"If you are from anywhere in the world and horses are your passion then the best place to come to buy the very best is France, Ireland and, particularly, Britain. That is something we should have jealously protected and nurtured, but the big concern today is how we are doing in that task because it's not looking very pretty at the moment.

"The dynamics of ownership in Britain have been dramatically shaped by the arrival of the Maktoum family, which allowed British racecourses, and the wider industry, to become complacent as there has been one family acting as huge benefactors for the sport because they love horses and British racing. 

"Prize-money has not necessarily been the biggest driver for the Maktoums and others, although that's not to target them by any means, but that is sadly changing now as we've got to a stage now where we can't just look to them as we might be reaching the end of an era. We can't rely on one person having this enormous personal involvement and investment, that can't be sustainable in the medium or longer term."

Redvers has urged immediate action to make racing more appealing to those with deep pockets at home and abroad, adding that failure to do so will result in British racing losing its international influence.

"We're still just about a world leader in this industry, but because we're refusing to invest in the lifeblood – the prize-money – because of the model we have and because of the government mindset that it's a rich man's dividend, we're rapidly losing our spot," he said.

"We have to make up our minds as an industry: do we want to maintain our position or do we want to become a nursery for what will become greater racing nations?"

Read more from David Redvers and other leading industry figures in The Big Read, available online for Members' Club Ultimate subscribers from 6pm on Saturday or in Sunday's Racing Post newspaper. Join Members' Club here.

Read more:

Hamilton boosts top races with total prize-money for season exceeding £1 million

Qatar Sussex Stakes returns to £1m mark as Goodwood pledges prize-money boost

Arena raises prize-money at Doncaster Leger festival and Chepstow jumps opener

Pontefract offering total prize-money in excess of £1 million for new season

Prize-money is the big problem in British racing says Cheveley Park chief

The Front Runner is our latest email newsletter available exclusively to Members' Club Ultimate subscribers. Chris Cook, a three-time Racing Reporter of the Year award winner, provides his take on the day's biggest stories and tips for the upcoming racing every morning from Monday to Friday

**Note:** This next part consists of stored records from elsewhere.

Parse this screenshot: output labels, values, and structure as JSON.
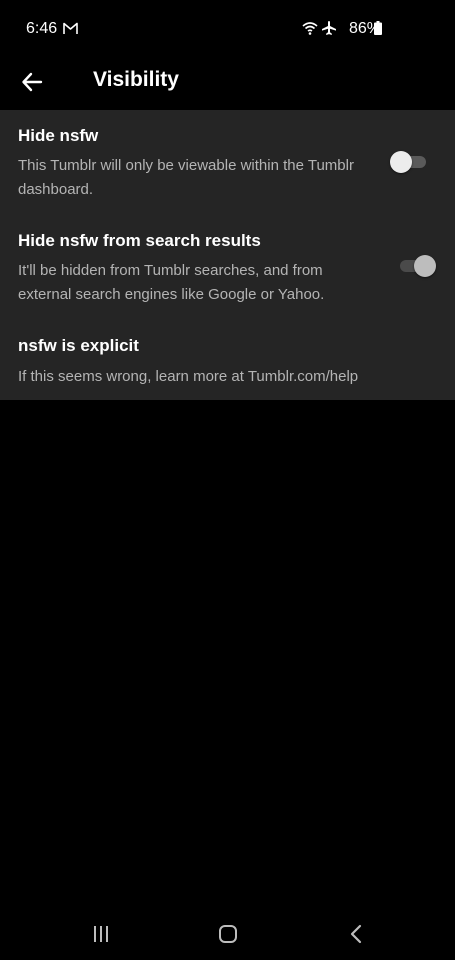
{
  "status_bar": {
    "time": "6:46",
    "battery": "86%"
  },
  "header": {
    "title": "Visibility",
    "back_icon": "arrow-left-icon"
  },
  "settings": [
    {
      "title": "Hide nsfw",
      "description": "This Tumblr will only be viewable within the Tumblr dashboard.",
      "toggle_state": "off"
    },
    {
      "title": "Hide nsfw from search results",
      "description": "It'll be hidden from Tumblr searches, and from external search engines like Google or Yahoo.",
      "toggle_state": "on-disabled"
    },
    {
      "title": "nsfw is explicit",
      "description": "If this seems wrong, learn more at Tumblr.com/help"
    }
  ],
  "nav_bar": {
    "recents_icon": "recents-icon",
    "home_icon": "home-icon",
    "back_icon": "nav-back-icon"
  },
  "colors": {
    "background": "#000000",
    "panel": "#252525",
    "secondary_text": "#b4b4b4"
  }
}
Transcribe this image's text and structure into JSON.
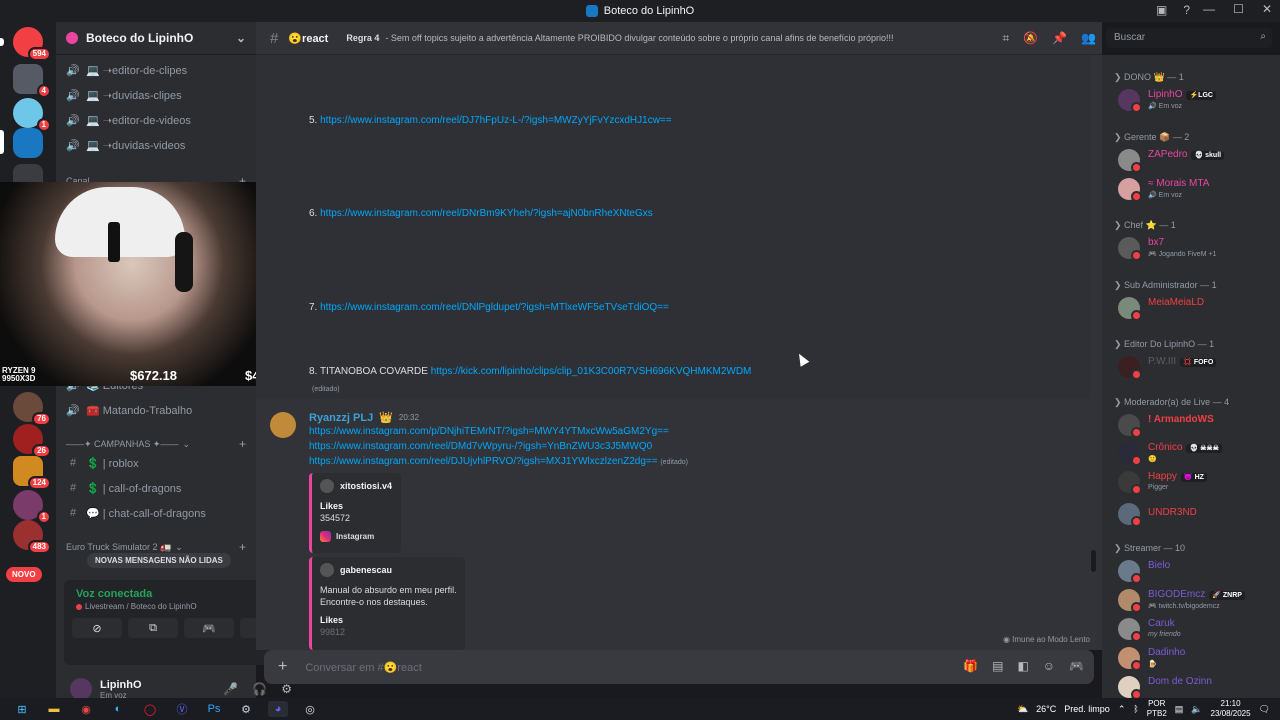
{
  "window": {
    "title": "Boteco do LipinhO",
    "minimize": "—",
    "maximize": "☐",
    "close": "✕"
  },
  "guilds": [
    {
      "badge": "594",
      "color": "#f23f43"
    },
    {
      "badge": "4",
      "color": "#555a64"
    },
    {
      "badge": "1",
      "color": "#6ec6e8"
    },
    {
      "badge": "",
      "color": "#1a78c2"
    },
    {
      "badge": "",
      "color": "#3a3c41"
    },
    {
      "badge": "76",
      "color": "#6a4a3a"
    },
    {
      "badge": "26",
      "color": "#a02020"
    },
    {
      "badge": "124",
      "color": "#d08a20"
    },
    {
      "badge": "1",
      "color": "#7a3a6a"
    },
    {
      "badge": "483",
      "color": "#9a3030"
    }
  ],
  "novo_label": "NOVO",
  "server": {
    "name": "Boteco do LipinhO"
  },
  "channels_top": [
    {
      "label": "💻 ➝editor-de-clipes"
    },
    {
      "label": "💻 ➝duvidas-clipes"
    },
    {
      "label": "💻 ➝editor-de-videos"
    },
    {
      "label": "💻 ➝duvidas-videos"
    }
  ],
  "category_canal": "Canal",
  "channels_mid": [
    {
      "label": "📚 Editores"
    },
    {
      "label": "🧰 Matando-Trabalho"
    }
  ],
  "category_campanhas": "——✦ CAMPANHAS ✦——",
  "channels_campanhas": [
    {
      "icon": "#",
      "label": "💲 | roblox"
    },
    {
      "icon": "#",
      "label": "💲 | call-of-dragons"
    },
    {
      "icon": "#",
      "label": "💬 | chat-call-of-dragons"
    }
  ],
  "category_euro": "Euro Truck Simulator 2 🚛",
  "unread_label": "NOVAS MENSAGENS NÃO LIDAS",
  "voice": {
    "status": "Voz conectada",
    "channel": "Livestream / Boteco do LipinhO"
  },
  "user": {
    "name": "LipinhO",
    "status": "Em voz"
  },
  "webcam": {
    "cpu": "RYZEN 9\n9950X3D",
    "price1": "$672.18",
    "price2": "$4,500"
  },
  "channel": {
    "name": "😮react",
    "topic_bold": "Regra 4",
    "topic": "- Sem off topics sujeito a advertência Altamente PROIBIDO divulgar conteúdo sobre o próprio canal afins de benefício próprio!!!"
  },
  "search": {
    "placeholder": "Buscar"
  },
  "messages": {
    "m5": {
      "num": "5.",
      "link": "https://www.instagram.com/reel/DJ7hFpUz-L-/?igsh=MWZyYjFvYzcxdHJ1cw=="
    },
    "m6": {
      "num": "6.",
      "link": "https://www.instagram.com/reel/DNrBm9KYheh/?igsh=ajN0bnRheXNteGxs"
    },
    "m7": {
      "num": "7.",
      "link": "https://www.instagram.com/reel/DNlPgldupet/?igsh=MTlxeWF5eTVseTdiOQ=="
    },
    "m8": {
      "text": "8. TITANOBOA COVARDE",
      "link": "https://kick.com/lipinho/clips/clip_01K3C00R7VSH696KVQHMKM2WDM"
    },
    "edited": "(editado)",
    "author": "Ryanzzj PLJ",
    "author_badge": "👑",
    "time": "20:32",
    "links": [
      "https://www.instagram.com/p/DNjhiTEMrNT/?igsh=MWY4YTMxcWw5aGM2Yg==",
      "https://www.instagram.com/reel/DMd7vWpyru-/?igsh=YnBnZWU3c3J5MWQ0",
      "https://www.instagram.com/reel/DJUjvhlPRVO/?igsh=MXJ1YWlxczlzenZ2dg=="
    ],
    "embed1": {
      "author": "xitostiosi.v4",
      "field": "Likes",
      "value": "354572",
      "footer": "Instagram"
    },
    "embed2": {
      "author": "gabenescau",
      "desc1": "Manual do absurdo em meu perfil.",
      "desc2": "Encontre-o nos destaques.",
      "field": "Likes",
      "value": "99812"
    },
    "slowmode": "Imune ao Modo Lento"
  },
  "composer": {
    "placeholder": "Conversar em #😮react"
  },
  "members": {
    "roles": [
      {
        "label": "❯ DONO 👑 — 1"
      },
      {
        "label": "❯ Gerente 📦 — 2"
      },
      {
        "label": "❯ Chef ⭐ — 1"
      },
      {
        "label": "❯ Sub Administrador — 1"
      },
      {
        "label": "❯ Editor Do LipinhO — 1"
      },
      {
        "label": "❯ Moderador(a) de Live — 4"
      },
      {
        "label": "❯ Streamer — 10"
      }
    ],
    "list": [
      {
        "name": "LipinhO",
        "tag": "⚡LGC",
        "act": "🔊 Em voz",
        "color": "#eb459e",
        "av": "#55375f"
      },
      {
        "name": "ZAPedro",
        "tag": "💀 skull",
        "act": "",
        "color": "#eb459e",
        "av": "#8a8a8a"
      },
      {
        "name": "≈ Morais MTA",
        "tag": "",
        "act": "🔊 Em voz",
        "color": "#eb459e",
        "av": "#d6a0a0"
      },
      {
        "name": "bx7",
        "tag": "",
        "act": "🎮 Jogando FiveM +1",
        "color": "#eb459e",
        "av": "#5a5a5a"
      },
      {
        "name": "MeiaMeiaLD",
        "tag": "",
        "act": "",
        "color": "#f23f43",
        "av": "#7a8a7a"
      },
      {
        "name": "P.W.III",
        "tag": "💢 FOFO",
        "act": "",
        "color": "#5c5e66",
        "av": "#3a2020"
      },
      {
        "name": "! ArmandoWS",
        "tag": "",
        "act": "",
        "color": "#f23f43",
        "av": "#4a4a4a"
      },
      {
        "name": "Crônico",
        "tag": "💀 ☠☠☠",
        "act": "🙂",
        "color": "#f23f43",
        "av": "#2a2a3a"
      },
      {
        "name": "Happy",
        "tag": "😈 HZ",
        "act": "Pigger",
        "color": "#f23f43",
        "av": "#3a3a3a"
      },
      {
        "name": "UNDR3ND",
        "tag": "",
        "act": "",
        "color": "#f23f43",
        "av": "#5a6a7a"
      },
      {
        "name": "Bielo",
        "tag": "",
        "act": "",
        "color": "#7b5cd6",
        "av": "#6a7a8a"
      },
      {
        "name": "BIGODEmcz",
        "tag": "🚀 ZNRP",
        "act": "🎮 twitch.tv/bigodemcz",
        "color": "#7b5cd6",
        "av": "#b08a6a"
      },
      {
        "name": "Caruk",
        "tag": "",
        "act": "my friendo",
        "color": "#7b5cd6",
        "av": "#8a8a8a"
      },
      {
        "name": "Dadinho",
        "tag": "",
        "act": "🍺",
        "color": "#7b5cd6",
        "av": "#c09070"
      },
      {
        "name": "Dom de Ozinn",
        "tag": "",
        "act": "",
        "color": "#7b5cd6",
        "av": "#e0d0c0"
      }
    ]
  },
  "taskbar": {
    "weather": "26°C",
    "weather_desc": "Pred. limpo",
    "lang1": "POR",
    "lang2": "PTB2",
    "time": "21:10",
    "date": "23/08/2025"
  }
}
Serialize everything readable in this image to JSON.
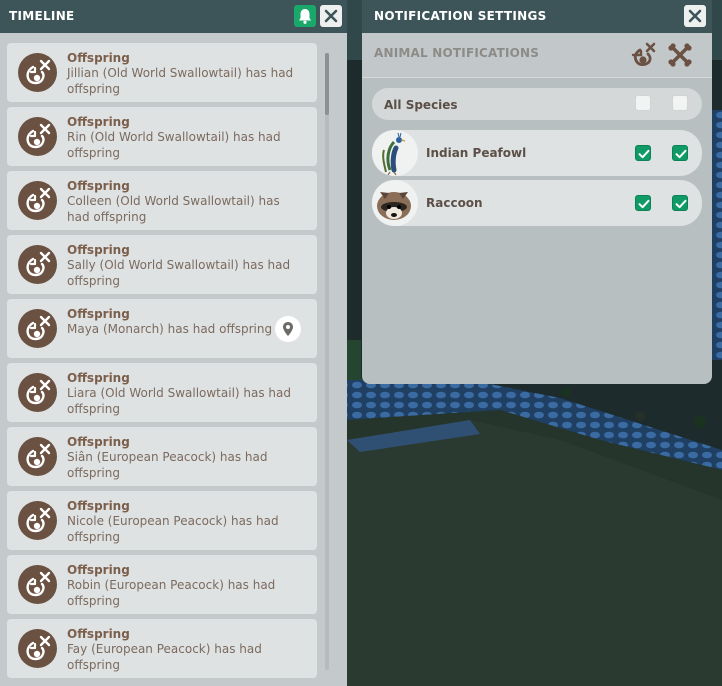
{
  "timeline": {
    "title": "TIMELINE",
    "bell_icon": "bell-icon",
    "close_icon": "close-icon",
    "entries": [
      {
        "title": "Offspring",
        "text": "Jillian (Old World Swallowtail) has had offspring",
        "pin": false
      },
      {
        "title": "Offspring",
        "text": "Rin (Old World Swallowtail) has had offspring",
        "pin": false
      },
      {
        "title": "Offspring",
        "text": "Colleen (Old World Swallowtail) has had offspring",
        "pin": false
      },
      {
        "title": "Offspring",
        "text": "Sally (Old World Swallowtail) has had offspring",
        "pin": false
      },
      {
        "title": "Offspring",
        "text": "Maya (Monarch) has had offspring",
        "pin": true
      },
      {
        "title": "Offspring",
        "text": "Liara (Old World Swallowtail) has had offspring",
        "pin": false
      },
      {
        "title": "Offspring",
        "text": "Siân (European Peacock) has had offspring",
        "pin": false
      },
      {
        "title": "Offspring",
        "text": "Nicole (European Peacock) has had offspring",
        "pin": false
      },
      {
        "title": "Offspring",
        "text": "Robin (European Peacock) has had offspring",
        "pin": false
      },
      {
        "title": "Offspring",
        "text": "Fay (European Peacock) has had offspring",
        "pin": false
      }
    ]
  },
  "notification_settings": {
    "title": "NOTIFICATION SETTINGS",
    "close_icon": "close-icon",
    "section_label": "ANIMAL NOTIFICATIONS",
    "column_icons": [
      "offspring-icon",
      "bones-icon"
    ],
    "all_species": {
      "label": "All Species",
      "offspring": false,
      "death": false
    },
    "species": [
      {
        "name": "Indian Peafowl",
        "avatar": "peafowl-avatar",
        "offspring": true,
        "death": true
      },
      {
        "name": "Raccoon",
        "avatar": "raccoon-avatar",
        "offspring": true,
        "death": true
      }
    ]
  },
  "colors": {
    "header": "#3d5558",
    "accent_green": "#1aa76a",
    "checkbox_on": "#0f9a66",
    "icon_brown": "#6b5142"
  }
}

We can't rely on one person having this enormous personal involvement and investment, that can't be sustainable in the medium or longer term
E.W. Terms